Tailwater Press / 2019 (120 Pages)

George Fox Steedman had an extraordinarily successful career as a businessman in St. Louis in the early twentieth century. But his place in history is more likely secured by a house he and his wife Carrie built in Montecito, California, in 1925. Designed by George Washington Smith, an undisputed master of the Spanish Colonial Revival style, the house and its eleven-acre garden were designated as a National Historic Landmark in 2009 and are publicly accessible on a regular schedule.

 

Paul Williams Cover

Master Architects of Southern California 1920-1940 – Paul R. Williams

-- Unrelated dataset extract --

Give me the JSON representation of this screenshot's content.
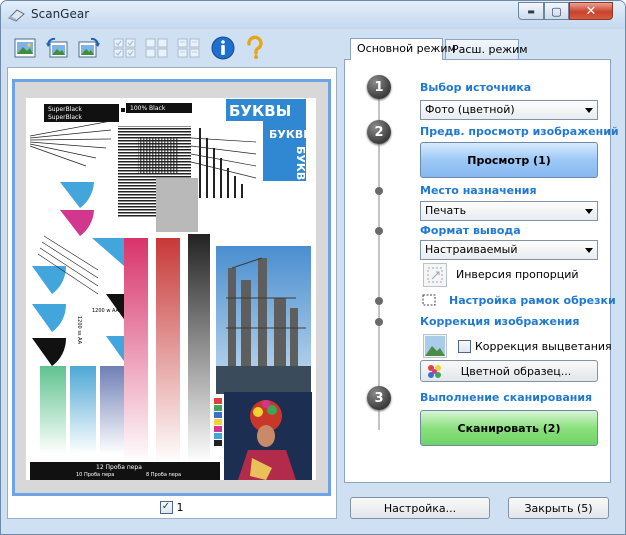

Master Architects of Southern California 1920-1940, a twelve-volume series produced by Marc Appleton and Bret Parsons showcases the work of the Golden Era’s most important residential architects as originally featured in the earliest issues of The Architectural Digest. Featuring some of the earliest known photographs of the work of legendary architects, the series is devoted to the era when oil titans, film industry moguls, bankers, and successful entrepreneurs who were new to the region hired the most accomplished and talented architects they could find.